A spectacular Beechworth Pinot Noir. A riper and fuller style of Pinot but tasty none-the-less. Rich red berry compote, roses, spice. There is a bit of structure, but the highlight of the Bearded State Beechworth Pinot Noir is the plush fruits. Match Bearded State Beechworth Pinot Noir with a traditional Italian pizza with spicy salami or sausage. Lovely as it is, there is no need to age this Beechworth Pinot Noir.
Is it a place? Is it a frame of mind? Is it attainable by the beardless? These are but some of the questions to ponder while enjoying these wines. Curated and sometimes blended by The Wine Depository owner Philip Smith.
Whatever your facial hair situation, you are guaranteed to get a wine that offers value and flavour well beyond compare. The Bearded State team is committed to finding you interesting wine varieties and styles that are approachable, enjoyable and great value.
The fame of Beechworth comes from the work and drive of Giaconda. The region of Beechworth has a lot to offer wine lovers. Including a good diversity of styles. Rich Chardonnay, Pinot Noir, spicy Shiraz, and Cabernet all historically excel. But Nebbiolo is becoming a prominent grape for quality wine.
Pinot Noir is the most elusive grape. It is relatively early ripening and extremely sensitive to terroir. Its perfect place on earth is the Cote d’Or in Burgundy. So haunting are great red Burgundy’s charms that growers everywhere try to emulate them. Pinot Noir is not just a one-trick pony. Apart from the best reds in the world, you can find world-class Pinot Noir rosé, sparkling. You can even find sweet wines, whites on occasion and I’ve tasted a decent fortified Pinot Noir too.
The invasion of “Sunshine in a bottle” put Australian wine on the map. The fruity, easy-going, somewhat samey wines were endearing for a short time. Then the next big thing knocked them off their perch.
This forced producers to increase quality and emphasise the distinctive terroirs of Australia. Of which, there are many. And many more yet to be discovered.
Wine is the result you get from fermented grape juice. There is proof of wine production dating back 8000 years ago. Fashions, innovations and many other factors have influenced the way wine has evolved over the years.
The wine grape is impressive. It contains everything you need to make grape wine except for the yeast, which lives on the outside of the skins.
Human inputs can influence the final product, including the viticulture (growing) choices. And the winemaker can shape the wine to a point too.
The best wines of the world often refer to terroir. Terroir is a French term that refers to all the climatic, geological and topographical influences on a specific piece of land. And it is true that neighbouring vineyards, grown identically, can taste noticeably different.
Fun fact; most of the colour for wines comes from the skins. There are only a handful of grapes that have red juice. Alicante is the most well known of these grapes.

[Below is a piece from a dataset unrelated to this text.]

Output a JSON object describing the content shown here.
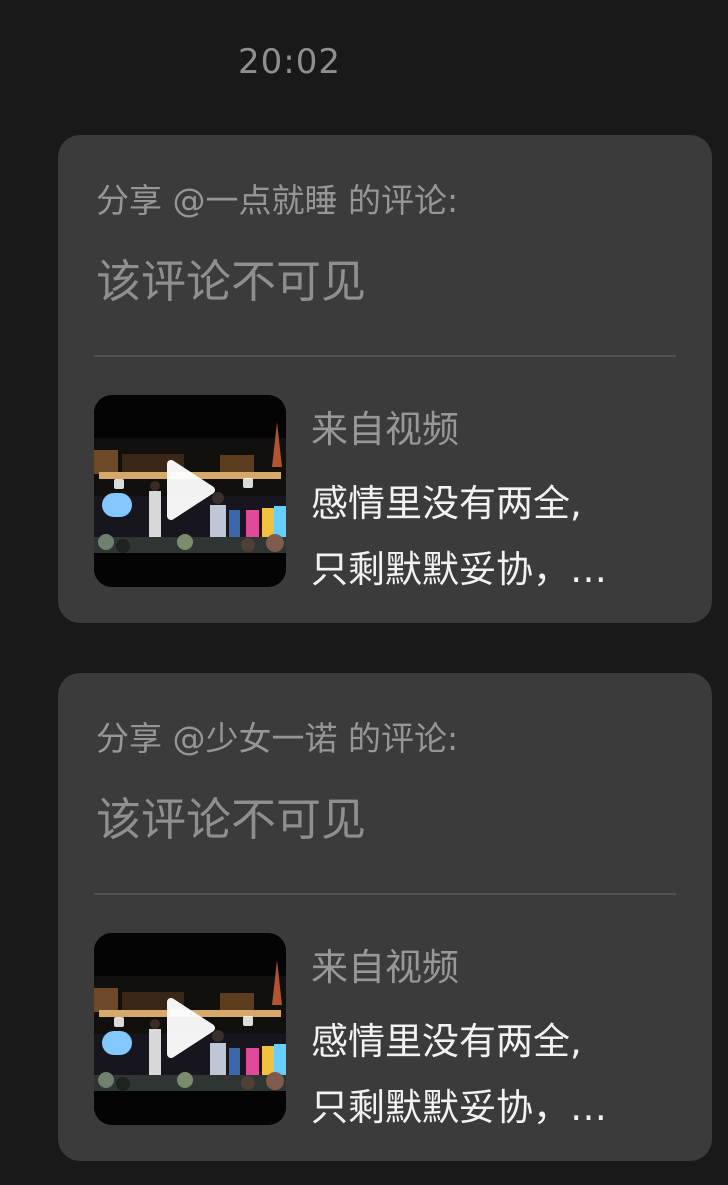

By macerating the juice on the skins, the wine gains tannins, and flavours. Certain compounds change the chemistry of the wine too.
Red wines tend to have higher alcohol. More tannin and more oak flavours compared to other styles of wine. But the thousands of grapes and terroirs they grow in influence this.